• Exercise requirements: Please print all of the entries, matching them exactly.

• Dataset entries:
════
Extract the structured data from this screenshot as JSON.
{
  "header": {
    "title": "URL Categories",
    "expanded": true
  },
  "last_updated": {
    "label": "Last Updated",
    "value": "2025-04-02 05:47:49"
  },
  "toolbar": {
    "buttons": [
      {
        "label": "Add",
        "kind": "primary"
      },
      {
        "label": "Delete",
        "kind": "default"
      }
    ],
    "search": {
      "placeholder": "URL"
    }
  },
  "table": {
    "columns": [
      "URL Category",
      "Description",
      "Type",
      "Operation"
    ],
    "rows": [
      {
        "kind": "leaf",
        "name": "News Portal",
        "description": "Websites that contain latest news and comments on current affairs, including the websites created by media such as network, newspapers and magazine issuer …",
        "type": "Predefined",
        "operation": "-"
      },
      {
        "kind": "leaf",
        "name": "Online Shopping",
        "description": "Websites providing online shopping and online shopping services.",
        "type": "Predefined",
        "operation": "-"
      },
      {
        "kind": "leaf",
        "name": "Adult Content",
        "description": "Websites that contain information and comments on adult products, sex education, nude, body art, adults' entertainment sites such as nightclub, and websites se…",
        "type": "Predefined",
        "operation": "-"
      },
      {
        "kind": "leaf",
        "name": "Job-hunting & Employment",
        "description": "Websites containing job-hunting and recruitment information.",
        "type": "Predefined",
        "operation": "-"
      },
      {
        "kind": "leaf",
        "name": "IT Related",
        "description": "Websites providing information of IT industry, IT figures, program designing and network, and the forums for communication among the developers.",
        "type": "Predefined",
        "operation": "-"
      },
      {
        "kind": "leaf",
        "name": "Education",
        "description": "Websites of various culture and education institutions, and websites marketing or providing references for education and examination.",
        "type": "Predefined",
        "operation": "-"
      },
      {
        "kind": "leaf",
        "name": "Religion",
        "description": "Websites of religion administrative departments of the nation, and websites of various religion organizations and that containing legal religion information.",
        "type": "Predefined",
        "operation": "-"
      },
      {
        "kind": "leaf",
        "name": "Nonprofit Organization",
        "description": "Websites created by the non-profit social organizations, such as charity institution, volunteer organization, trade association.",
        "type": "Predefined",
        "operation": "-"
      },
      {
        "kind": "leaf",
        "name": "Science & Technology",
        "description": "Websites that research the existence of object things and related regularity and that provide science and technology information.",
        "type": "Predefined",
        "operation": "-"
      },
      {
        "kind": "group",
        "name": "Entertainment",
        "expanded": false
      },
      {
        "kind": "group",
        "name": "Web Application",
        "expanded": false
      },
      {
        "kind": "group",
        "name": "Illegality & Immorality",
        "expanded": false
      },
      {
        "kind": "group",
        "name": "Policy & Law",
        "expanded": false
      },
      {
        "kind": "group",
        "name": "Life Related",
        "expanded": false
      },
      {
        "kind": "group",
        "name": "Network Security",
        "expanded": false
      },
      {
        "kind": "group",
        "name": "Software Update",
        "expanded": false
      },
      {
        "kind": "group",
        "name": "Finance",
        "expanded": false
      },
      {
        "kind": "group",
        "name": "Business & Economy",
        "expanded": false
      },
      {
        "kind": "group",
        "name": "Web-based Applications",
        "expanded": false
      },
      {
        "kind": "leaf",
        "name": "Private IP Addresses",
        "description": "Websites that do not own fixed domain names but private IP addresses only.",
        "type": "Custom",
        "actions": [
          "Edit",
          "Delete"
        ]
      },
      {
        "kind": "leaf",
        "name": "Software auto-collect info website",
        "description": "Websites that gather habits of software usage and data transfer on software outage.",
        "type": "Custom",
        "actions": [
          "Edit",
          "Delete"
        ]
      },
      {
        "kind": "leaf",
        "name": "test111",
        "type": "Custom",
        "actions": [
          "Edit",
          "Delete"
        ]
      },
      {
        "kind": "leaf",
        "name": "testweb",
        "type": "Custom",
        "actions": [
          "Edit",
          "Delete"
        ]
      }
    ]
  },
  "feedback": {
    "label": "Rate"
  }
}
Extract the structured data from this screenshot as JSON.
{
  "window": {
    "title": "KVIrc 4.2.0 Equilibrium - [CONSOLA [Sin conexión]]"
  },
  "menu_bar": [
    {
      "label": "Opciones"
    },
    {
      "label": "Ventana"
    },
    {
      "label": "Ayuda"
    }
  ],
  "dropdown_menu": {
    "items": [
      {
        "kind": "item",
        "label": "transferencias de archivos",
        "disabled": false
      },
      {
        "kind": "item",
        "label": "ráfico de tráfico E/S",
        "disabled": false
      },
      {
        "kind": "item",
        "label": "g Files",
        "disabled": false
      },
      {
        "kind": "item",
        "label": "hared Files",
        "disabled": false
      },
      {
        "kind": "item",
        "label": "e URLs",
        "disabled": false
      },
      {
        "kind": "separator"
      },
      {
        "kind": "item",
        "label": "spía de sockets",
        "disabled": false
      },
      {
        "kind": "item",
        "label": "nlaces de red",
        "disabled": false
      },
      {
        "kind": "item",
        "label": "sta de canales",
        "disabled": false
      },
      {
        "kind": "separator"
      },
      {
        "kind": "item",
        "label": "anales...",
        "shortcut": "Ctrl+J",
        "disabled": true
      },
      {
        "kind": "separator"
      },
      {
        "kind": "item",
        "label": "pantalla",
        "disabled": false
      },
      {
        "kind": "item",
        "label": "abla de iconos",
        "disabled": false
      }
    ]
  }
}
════
• Response:
Extract the structured data from this screenshot as JSON.
{
  "header": {
    "title": "URL Categories",
    "expanded": true
  },
  "last_updated": {
    "label": "Last Updated",
    "value": "2025-04-02 05:47:49"
  },
  "toolbar": {
    "buttons": [
      {
        "label": "Add",
        "kind": "primary"
      },
      {
        "label": "Delete",
        "kind": "default"
      }
    ],
    "search": {
      "placeholder": "URL"
    }
  },
  "table": {
    "columns": [
      "URL Category",
      "Description",
      "Type",
      "Operation"
    ],
    "rows": [
      {
        "kind": "leaf",
        "name": "News Portal",
        "description": "Websites that contain latest news and comments on current affairs, including the websites created by media such as network, newspapers and magazine issuer …",
        "type": "Predefined",
        "operation": "-"
      },
      {
        "kind": "leaf",
        "name": "Online Shopping",
        "description": "Websites providing online shopping and online shopping services.",
        "type": "Predefined",
        "operation": "-"
      },
      {
        "kind": "leaf",
        "name": "Adult Content",
        "description": "Websites that contain information and comments on adult products, sex education, nude, body art, adults' entertainment sites such as nightclub, and websites se…",
        "type": "Predefined",
        "operation": "-"
      },
      {
        "kind": "leaf",
        "name": "Job-hunting & Employment",
        "description": "Websites containing job-hunting and recruitment information.",
        "type": "Predefined",
        "operation": "-"
      },
      {
        "kind": "leaf",
        "name": "IT Related",
        "description": "Websites providing information of IT industry, IT figures, program designing and network, and the forums for communication among the developers.",
        "type": "Predefined",
        "operation": "-"
      },
      {
        "kind": "leaf",
        "name": "Education",
        "description": "Websites of various culture and education institutions, and websites marketing or providing references for education and examination.",
        "type": "Predefined",
        "operation": "-"
      },
      {
        "kind": "leaf",
        "name": "Religion",
        "description": "Websites of religion administrative departments of the nation, and websites of various religion organizations and that containing legal religion information.",
        "type": "Predefined",
        "operation": "-"
      },
      {
        "kind": "leaf",
        "name": "Nonprofit Organization",
        "description": "Websites created by the non-profit social organizations, such as charity institution, volunteer organization, trade association.",
        "type": "Predefined",
        "operation": "-"
      },
      {
        "kind": "leaf",
        "name": "Science & Technology",
        "description": "Websites that research the existence of object things and related regularity and that provide science and technology information.",
        "type": "Predefined",
        "operation": "-"
      },
      {
        "kind": "group",
        "name": "Entertainment",
        "expanded": false
      },
      {
        "kind": "group",
        "name": "Web Application",
        "expanded": false
      },
      {
        "kind": "group",
        "name": "Illegality & Immorality",
        "expanded": false
      },
      {
        "kind": "group",
        "name": "Policy & Law",
        "expanded": false
      },
      {
        "kind": "group",
        "name": "Life Related",
        "expanded": false
      },
      {
        "kind": "group",
        "name": "Network Security",
        "expanded": false
      },
      {
        "kind": "group",
        "name": "Software Update",
        "expanded": false
      },
      {
        "kind": "group",
        "name": "Finance",
        "expanded": false
      },
      {
        "kind": "group",
        "name": "Business & Economy",
        "expanded": false
      },
      {
        "kind": "group",
        "name": "Web-based Applications",
        "expanded": false
      },
      {
        "kind": "leaf",
        "name": "Private IP Addresses",
        "description": "Websites that do not own fixed domain names but private IP addresses only.",
        "type": "Custom",
        "actions": [
          "Edit",
          "Delete"
        ]
      },
      {
        "kind": "leaf",
        "name": "Software auto-collect info website",
        "description": "Websites that gather habits of software usage and data transfer on software outage.",
        "type": "Custom",
        "actions": [
          "Edit",
          "Delete"
        ]
      },
      {
        "kind": "leaf",
        "name": "test111",
        "type": "Custom",
        "actions": [
          "Edit",
          "Delete"
        ]
      },
      {
        "kind": "leaf",
        "name": "testweb",
        "type": "Custom",
        "actions": [
          "Edit",
          "Delete"
        ]
      }
    ]
  },
  "feedback": {
    "label": "Rate"
  }
}
Extract the structured data from this screenshot as JSON.
{
  "window": {
    "title": "KVIrc 4.2.0 Equilibrium - [CONSOLA [Sin conexión]]"
  },
  "menu_bar": [
    {
      "label": "Opciones"
    },
    {
      "label": "Ventana"
    },
    {
      "label": "Ayuda"
    }
  ],
  "dropdown_menu": {
    "items": [
      {
        "kind": "item",
        "label": "transferencias de archivos",
        "disabled": false
      },
      {
        "kind": "item",
        "label": "ráfico de tráfico E/S",
        "disabled": false
      },
      {
        "kind": "item",
        "label": "g Files",
        "disabled": false
      },
      {
        "kind": "item",
        "label": "hared Files",
        "disabled": false
      },
      {
        "kind": "item",
        "label": "e URLs",
        "disabled": false
      },
      {
        "kind": "separator"
      },
      {
        "kind": "item",
        "label": "spía de sockets",
        "disabled": false
      },
      {
        "kind": "item",
        "label": "nlaces de red",
        "disabled": false
      },
      {
        "kind": "item",
        "label": "sta de canales",
        "disabled": false
      },
      {
        "kind": "separator"
      },
      {
        "kind": "item",
        "label": "anales...",
        "shortcut": "Ctrl+J",
        "disabled": true
      },
      {
        "kind": "separator"
      },
      {
        "kind": "item",
        "label": "pantalla",
        "disabled": false
      },
      {
        "kind": "item",
        "label": "abla de iconos",
        "disabled": false
      }
    ]
  }
}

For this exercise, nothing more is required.